Your shopping list regularly includes things like liquid starch, margarine (because it's 'healthier' than butter) and something new called Jell-o Instant Pudding, advertised as a "busy-day dessert" in this slightly strange commercial. You probably wear a girdle, make at least some, if not all, of your own clothes and have a short, yet feminine, hair style. And, if you're a housewife, you very likely read McCall's Magazine.
(photo in the public domain, courtesy of shmoop)
Fast forward to 2010...
My mother-in-law found a November 1954 McCall's Magazine at a garage sale. She's leaving it on her coffee table for now and I can't help but flip through the pages in fascination each time I'm there. Things have changed so much since then and yet, in many ways, things are still the same. I was in awe at the number of girdle ads and very thankful that women are no longer expected to wear those restrictive-looking garments. Yet, I know many women now wear Spanx. Are we really so different from our 1950's counterparts?
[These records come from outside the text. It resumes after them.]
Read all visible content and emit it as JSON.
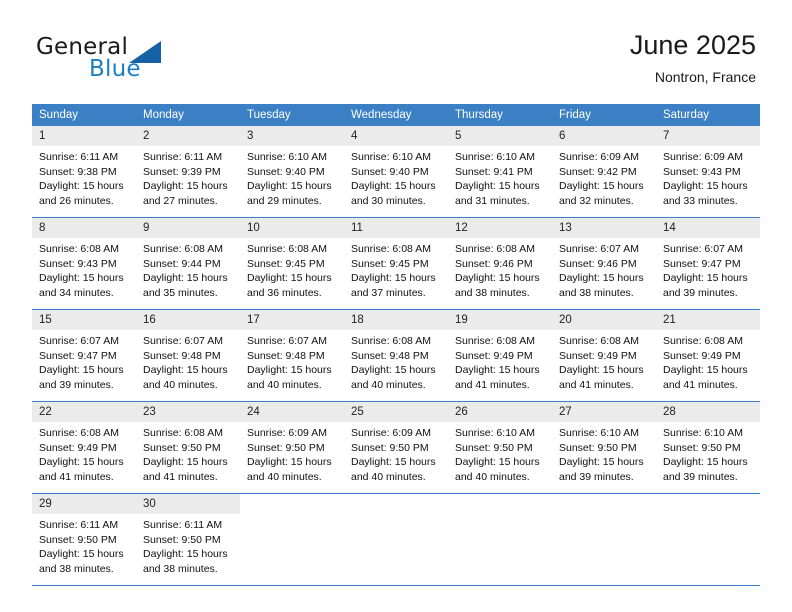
{
  "brand": {
    "word_one": "General",
    "word_two": "Blue",
    "flag_icon": "triangle-flag-icon"
  },
  "header": {
    "title": "June 2025",
    "location": "Nontron, France"
  },
  "calendar": {
    "weekday_headers": [
      "Sunday",
      "Monday",
      "Tuesday",
      "Wednesday",
      "Thursday",
      "Friday",
      "Saturday"
    ],
    "accent_color": "#3b7fc4",
    "daynum_band_color": "#ebebeb",
    "labels": {
      "sunrise": "Sunrise:",
      "sunset": "Sunset:",
      "daylight": "Daylight:"
    },
    "weeks": [
      [
        {
          "day": "1",
          "sunrise": "Sunrise: 6:11 AM",
          "sunset": "Sunset: 9:38 PM",
          "daylight_a": "Daylight: 15 hours",
          "daylight_b": "and 26 minutes."
        },
        {
          "day": "2",
          "sunrise": "Sunrise: 6:11 AM",
          "sunset": "Sunset: 9:39 PM",
          "daylight_a": "Daylight: 15 hours",
          "daylight_b": "and 27 minutes."
        },
        {
          "day": "3",
          "sunrise": "Sunrise: 6:10 AM",
          "sunset": "Sunset: 9:40 PM",
          "daylight_a": "Daylight: 15 hours",
          "daylight_b": "and 29 minutes."
        },
        {
          "day": "4",
          "sunrise": "Sunrise: 6:10 AM",
          "sunset": "Sunset: 9:40 PM",
          "daylight_a": "Daylight: 15 hours",
          "daylight_b": "and 30 minutes."
        },
        {
          "day": "5",
          "sunrise": "Sunrise: 6:10 AM",
          "sunset": "Sunset: 9:41 PM",
          "daylight_a": "Daylight: 15 hours",
          "daylight_b": "and 31 minutes."
        },
        {
          "day": "6",
          "sunrise": "Sunrise: 6:09 AM",
          "sunset": "Sunset: 9:42 PM",
          "daylight_a": "Daylight: 15 hours",
          "daylight_b": "and 32 minutes."
        },
        {
          "day": "7",
          "sunrise": "Sunrise: 6:09 AM",
          "sunset": "Sunset: 9:43 PM",
          "daylight_a": "Daylight: 15 hours",
          "daylight_b": "and 33 minutes."
        }
      ],
      [
        {
          "day": "8",
          "sunrise": "Sunrise: 6:08 AM",
          "sunset": "Sunset: 9:43 PM",
          "daylight_a": "Daylight: 15 hours",
          "daylight_b": "and 34 minutes."
        },
        {
          "day": "9",
          "sunrise": "Sunrise: 6:08 AM",
          "sunset": "Sunset: 9:44 PM",
          "daylight_a": "Daylight: 15 hours",
          "daylight_b": "and 35 minutes."
        },
        {
          "day": "10",
          "sunrise": "Sunrise: 6:08 AM",
          "sunset": "Sunset: 9:45 PM",
          "daylight_a": "Daylight: 15 hours",
          "daylight_b": "and 36 minutes."
        },
        {
          "day": "11",
          "sunrise": "Sunrise: 6:08 AM",
          "sunset": "Sunset: 9:45 PM",
          "daylight_a": "Daylight: 15 hours",
          "daylight_b": "and 37 minutes."
        },
        {
          "day": "12",
          "sunrise": "Sunrise: 6:08 AM",
          "sunset": "Sunset: 9:46 PM",
          "daylight_a": "Daylight: 15 hours",
          "daylight_b": "and 38 minutes."
        },
        {
          "day": "13",
          "sunrise": "Sunrise: 6:07 AM",
          "sunset": "Sunset: 9:46 PM",
          "daylight_a": "Daylight: 15 hours",
          "daylight_b": "and 38 minutes."
        },
        {
          "day": "14",
          "sunrise": "Sunrise: 6:07 AM",
          "sunset": "Sunset: 9:47 PM",
          "daylight_a": "Daylight: 15 hours",
          "daylight_b": "and 39 minutes."
        }
      ],
      [
        {
          "day": "15",
          "sunrise": "Sunrise: 6:07 AM",
          "sunset": "Sunset: 9:47 PM",
          "daylight_a": "Daylight: 15 hours",
          "daylight_b": "and 39 minutes."
        },
        {
          "day": "16",
          "sunrise": "Sunrise: 6:07 AM",
          "sunset": "Sunset: 9:48 PM",
          "daylight_a": "Daylight: 15 hours",
          "daylight_b": "and 40 minutes."
        },
        {
          "day": "17",
          "sunrise": "Sunrise: 6:07 AM",
          "sunset": "Sunset: 9:48 PM",
          "daylight_a": "Daylight: 15 hours",
          "daylight_b": "and 40 minutes."
        },
        {
          "day": "18",
          "sunrise": "Sunrise: 6:08 AM",
          "sunset": "Sunset: 9:48 PM",
          "daylight_a": "Daylight: 15 hours",
          "daylight_b": "and 40 minutes."
        },
        {
          "day": "19",
          "sunrise": "Sunrise: 6:08 AM",
          "sunset": "Sunset: 9:49 PM",
          "daylight_a": "Daylight: 15 hours",
          "daylight_b": "and 41 minutes."
        },
        {
          "day": "20",
          "sunrise": "Sunrise: 6:08 AM",
          "sunset": "Sunset: 9:49 PM",
          "daylight_a": "Daylight: 15 hours",
          "daylight_b": "and 41 minutes."
        },
        {
          "day": "21",
          "sunrise": "Sunrise: 6:08 AM",
          "sunset": "Sunset: 9:49 PM",
          "daylight_a": "Daylight: 15 hours",
          "daylight_b": "and 41 minutes."
        }
      ],
      [
        {
          "day": "22",
          "sunrise": "Sunrise: 6:08 AM",
          "sunset": "Sunset: 9:49 PM",
          "daylight_a": "Daylight: 15 hours",
          "daylight_b": "and 41 minutes."
        },
        {
          "day": "23",
          "sunrise": "Sunrise: 6:08 AM",
          "sunset": "Sunset: 9:50 PM",
          "daylight_a": "Daylight: 15 hours",
          "daylight_b": "and 41 minutes."
        },
        {
          "day": "24",
          "sunrise": "Sunrise: 6:09 AM",
          "sunset": "Sunset: 9:50 PM",
          "daylight_a": "Daylight: 15 hours",
          "daylight_b": "and 40 minutes."
        },
        {
          "day": "25",
          "sunrise": "Sunrise: 6:09 AM",
          "sunset": "Sunset: 9:50 PM",
          "daylight_a": "Daylight: 15 hours",
          "daylight_b": "and 40 minutes."
        },
        {
          "day": "26",
          "sunrise": "Sunrise: 6:10 AM",
          "sunset": "Sunset: 9:50 PM",
          "daylight_a": "Daylight: 15 hours",
          "daylight_b": "and 40 minutes."
        },
        {
          "day": "27",
          "sunrise": "Sunrise: 6:10 AM",
          "sunset": "Sunset: 9:50 PM",
          "daylight_a": "Daylight: 15 hours",
          "daylight_b": "and 39 minutes."
        },
        {
          "day": "28",
          "sunrise": "Sunrise: 6:10 AM",
          "sunset": "Sunset: 9:50 PM",
          "daylight_a": "Daylight: 15 hours",
          "daylight_b": "and 39 minutes."
        }
      ],
      [
        {
          "day": "29",
          "sunrise": "Sunrise: 6:11 AM",
          "sunset": "Sunset: 9:50 PM",
          "daylight_a": "Daylight: 15 hours",
          "daylight_b": "and 38 minutes."
        },
        {
          "day": "30",
          "sunrise": "Sunrise: 6:11 AM",
          "sunset": "Sunset: 9:50 PM",
          "daylight_a": "Daylight: 15 hours",
          "daylight_b": "and 38 minutes."
        },
        {
          "day": "",
          "sunrise": "",
          "sunset": "",
          "daylight_a": "",
          "daylight_b": ""
        },
        {
          "day": "",
          "sunrise": "",
          "sunset": "",
          "daylight_a": "",
          "daylight_b": ""
        },
        {
          "day": "",
          "sunrise": "",
          "sunset": "",
          "daylight_a": "",
          "daylight_b": ""
        },
        {
          "day": "",
          "sunrise": "",
          "sunset": "",
          "daylight_a": "",
          "daylight_b": ""
        },
        {
          "day": "",
          "sunrise": "",
          "sunset": "",
          "daylight_a": "",
          "daylight_b": ""
        }
      ]
    ]
  }
}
The magazine was filled with some interesting recipes and housekeeping tips that are just as helpful today as they were 56 years ago. There was a whole section devoted to properly carving the Thanksgiving turkey. Who couldn't use that advice today? As a matter of fact, I know this is something that appears in contemporary magazines, morning TV talk shows and all over the web, like in this YouTube video from Cooking.com.
I am thankful that I don't have to regularly starch my clothes, iron pleats and worry about the quality of fabric that I buy to make my clothing, yet I can't help but envy the 1950s woman a bit. She looked so darn glamorous all the time, even when she was cleaning toilets!
Though the pictures portray an era that seemed far more innocent than ours, I can't help but think that these people of yesteryear were hardly innocent. The men had fought in WWII while the women sent their husbands, brothers and sons off to war and kept things humming on the home front just a decade earlier. Not only that, but the fathers and mothers in the 1950s were the ones that grew up during the Great Depression. They were far from naive. They'd seen a lot of the harder parts of life. Maybe that's why they embraced home and hearth as fully as they did once all the dust had settled.
Looking at this vintage magazine is a sweet reminder of how far we've come, but how much we've also lost in our super-technological age. Still, the basic things that makes us all human haven't changed. Families today are interested in doing what's best for their children, cooking what they believe are wholesome foods and living a good life, just like the families of the 1950s.